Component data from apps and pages

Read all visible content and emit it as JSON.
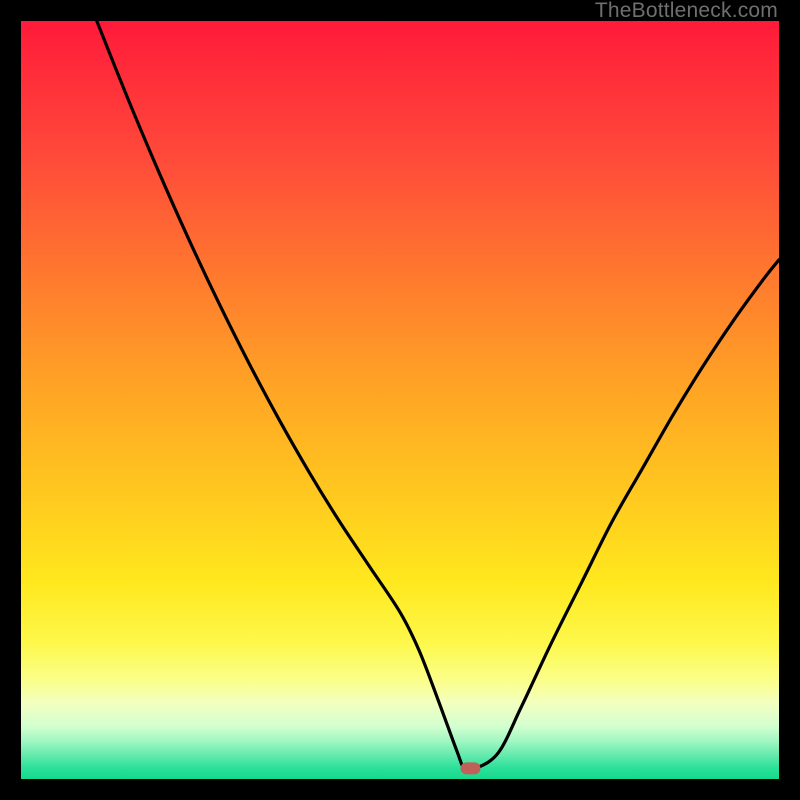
{
  "watermark": "TheBottleneck.com",
  "chart_data": {
    "type": "line",
    "title": "",
    "xlabel": "",
    "ylabel": "",
    "xlim": [
      0,
      100
    ],
    "ylim": [
      0,
      100
    ],
    "background": {
      "type": "vertical-gradient",
      "description": "red (top) through orange, yellow to green (bottom)",
      "stops": [
        {
          "pos": 0.0,
          "color": "#ff1a3a"
        },
        {
          "pos": 0.18,
          "color": "#ff4a3a"
        },
        {
          "pos": 0.48,
          "color": "#ffa325"
        },
        {
          "pos": 0.74,
          "color": "#ffe81e"
        },
        {
          "pos": 0.9,
          "color": "#f2ffc0"
        },
        {
          "pos": 1.0,
          "color": "#14db8f"
        }
      ]
    },
    "series": [
      {
        "name": "bottleneck-curve",
        "color": "#000000",
        "x": [
          10,
          14,
          18,
          22,
          26,
          30,
          34,
          38,
          42,
          46,
          50,
          52.5,
          55,
          57.5,
          58.5,
          60,
          63,
          66,
          70,
          74,
          78,
          82,
          86,
          90,
          94,
          98,
          100
        ],
        "y": [
          100,
          90,
          80.5,
          71.5,
          63,
          55,
          47.5,
          40.5,
          34,
          28,
          22,
          17,
          10.5,
          3.7,
          1.4,
          1.4,
          3.5,
          9.5,
          18,
          26,
          34,
          41,
          48,
          54.5,
          60.5,
          66,
          68.5
        ]
      }
    ],
    "markers": [
      {
        "name": "minimum-marker",
        "shape": "rounded-rect",
        "x": 59.3,
        "y": 1.4,
        "color": "#c06058"
      }
    ]
  }
}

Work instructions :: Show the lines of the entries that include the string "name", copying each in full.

Problem solution ::
        "name": "bottleneck-curve",
        "name": "minimum-marker",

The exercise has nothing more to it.